  • Content Type

    The webhook request is sent using the default content type as application/json, which delivers the JSON payload directly as the body of the POST request.

Edit Webhook

You can edit the webhook by changing the Payload URL, Secret or both.

Test Webhook

The webhook can be tested by clicking the button TEST. A test event is sent as POST request from Suger to the payload URL. See the event payload schema for details. You can verify whether your webhook endpoint could receive the request and validate the signature (more details see Secure Your Webhook).

"organizationID": "your-suger-organization-id",
"action": "TEST",
"entityType": "ORGANIZATION",
"entityID": "your-suger-organization-id",
"timestamp": "2023-02-03T03:47:09.128234Z"

Configure Webhook Scope

By enabling the webhook scope configuration, you can create a whitelist of products for the events to be notified via webhook.
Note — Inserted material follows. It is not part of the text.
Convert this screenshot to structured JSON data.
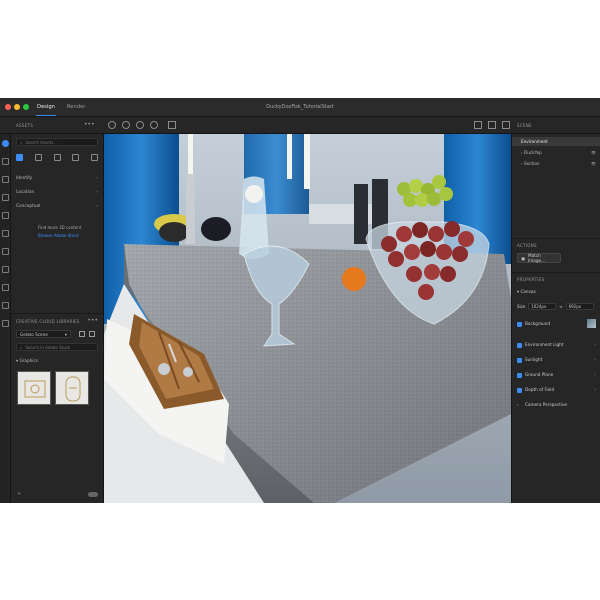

Go to the settings page and find the Notification section. From there, click the button Edit of Notification Configs. Now you can specify the webhook scope as shown below.

Secure Your Webhook

Ensure your server is only receiving the expected Suger requests for security reasons. Once your server is configured to receive payloads, it'll listen for any payload sent to the endpoint you configured. For security reasons, you probably want to limit requests to those coming from Suger.

When your secret token is set, Suger uses it to create a hash signature (HMAC SHA 256) with each payload. This hash signature is included with the headers of each request as X-Suger-Signature-256. You can validate it by computing the signature in your server like this:

def verify_signature(payload_body, webhook_secret, signature_from_request)
signature = 'sha256=' + OpenSSL::HMAC.hexdigest('sha256'), webhook_secret, payload_body)
return halt 500, "Signatures didn't match!" unless Rack::Utils.secure_compare(signature, signature_from_request)

Here is an example of signature you can use to test your code:

Wehbhook Secretnew-test-webhook-secret
Payload Body{“organizationID”:“gYZf-_JtH”,“action”:“TEST”,“entityType”:“ORGANIZATION”,“entityID”:“gYZf-_JtH”}
  • Your language and server implementations may differ from this example code. However, no matter which implementation you use, the hash signature starts with "sha256=", using the key of your secret token and your payload body.

Webhook Event Payload

After the webhook is created & configured, the triggered event is sent as POST request to the Payload URL. Each webhook event payload also contains properties unique to the event. You can find the unique properties in the sections below.

organizationIDstringThe ID of Suger organization
actionstringThe action performed. Can be one of:
  • CREATE: the entity is created.
  • CANCEL: the entity is cancelled.
  • PENDING_CANCEL: the entity is pending to be cancelled.
  • SUSPEND: the entity is suspended, it may be reinstated or cancelled in the future.
  • REINSTATE: the entity is reinstated from suspended state.
  • UPDATE: the entity is updated.
  • TEST: for testing purpose only. More details.
entityTypestringThe type of the entity who are under the action. Can be one of:
entityIDstringThe ID of the entity
  • For the event with entityType = ENTITLEMENT and action = PENDING_CANCEL, the entitlement will be cancelled within ONE hour. Your service is responsible to report all remaining usage records to Suger within 30 minutes once receiving this event.
  • For the event with entityType = ENTITLEMENT and action = SUSPEND, the most common reason is the buyer's cloud billing account fails to pay the invoice in cloud marketplaces. It requires your revenue team or customer account manager to investigate the issue together with your clients.

Webhook Retry & Expire

  1. Suger service sends each webhook event only once if succeed (receive HTTP status 200). Otherwise it will retry to send events after 10 seconds, 20 seconds, 40 seconds and then 1 minute (max retry gap duration) for 12 hours. The events who have not been sent successfully for 12 hours will expire and no retry any more.

  2. For the same entity, if the previous event is not sent successfully, but the new one has come, then the previous one expires immediately. Your webhook endpoint only receive the latest event for each entity.